In the records below, some lines contain "用户参数"; state the number of such lines and nothing else.

^^^^

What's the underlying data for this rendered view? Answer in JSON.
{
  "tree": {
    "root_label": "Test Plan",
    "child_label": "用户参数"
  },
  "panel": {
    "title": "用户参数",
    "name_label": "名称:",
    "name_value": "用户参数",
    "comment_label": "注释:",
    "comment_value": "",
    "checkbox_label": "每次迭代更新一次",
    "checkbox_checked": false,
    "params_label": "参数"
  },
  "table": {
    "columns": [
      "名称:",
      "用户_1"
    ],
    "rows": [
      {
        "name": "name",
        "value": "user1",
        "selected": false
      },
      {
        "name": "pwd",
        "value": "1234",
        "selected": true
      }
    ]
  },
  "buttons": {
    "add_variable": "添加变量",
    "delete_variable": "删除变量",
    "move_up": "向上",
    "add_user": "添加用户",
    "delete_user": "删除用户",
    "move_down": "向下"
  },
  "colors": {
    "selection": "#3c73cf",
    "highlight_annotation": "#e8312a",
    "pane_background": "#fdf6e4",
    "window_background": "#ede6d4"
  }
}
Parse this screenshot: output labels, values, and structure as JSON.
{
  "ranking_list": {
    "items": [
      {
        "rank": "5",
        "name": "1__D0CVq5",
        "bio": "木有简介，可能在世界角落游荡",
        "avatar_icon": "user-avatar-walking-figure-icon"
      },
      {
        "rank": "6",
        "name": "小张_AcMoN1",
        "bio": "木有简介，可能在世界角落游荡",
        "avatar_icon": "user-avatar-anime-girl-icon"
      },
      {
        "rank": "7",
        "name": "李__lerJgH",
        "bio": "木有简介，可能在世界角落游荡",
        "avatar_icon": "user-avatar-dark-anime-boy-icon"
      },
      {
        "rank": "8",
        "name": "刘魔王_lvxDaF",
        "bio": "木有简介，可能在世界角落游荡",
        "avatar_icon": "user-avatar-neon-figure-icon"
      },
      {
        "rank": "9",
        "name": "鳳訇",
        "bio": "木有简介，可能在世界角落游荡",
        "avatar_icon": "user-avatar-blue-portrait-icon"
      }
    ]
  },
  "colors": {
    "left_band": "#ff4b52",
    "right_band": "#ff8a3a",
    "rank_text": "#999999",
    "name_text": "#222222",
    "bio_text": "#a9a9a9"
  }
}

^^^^

> **Your solution**: 3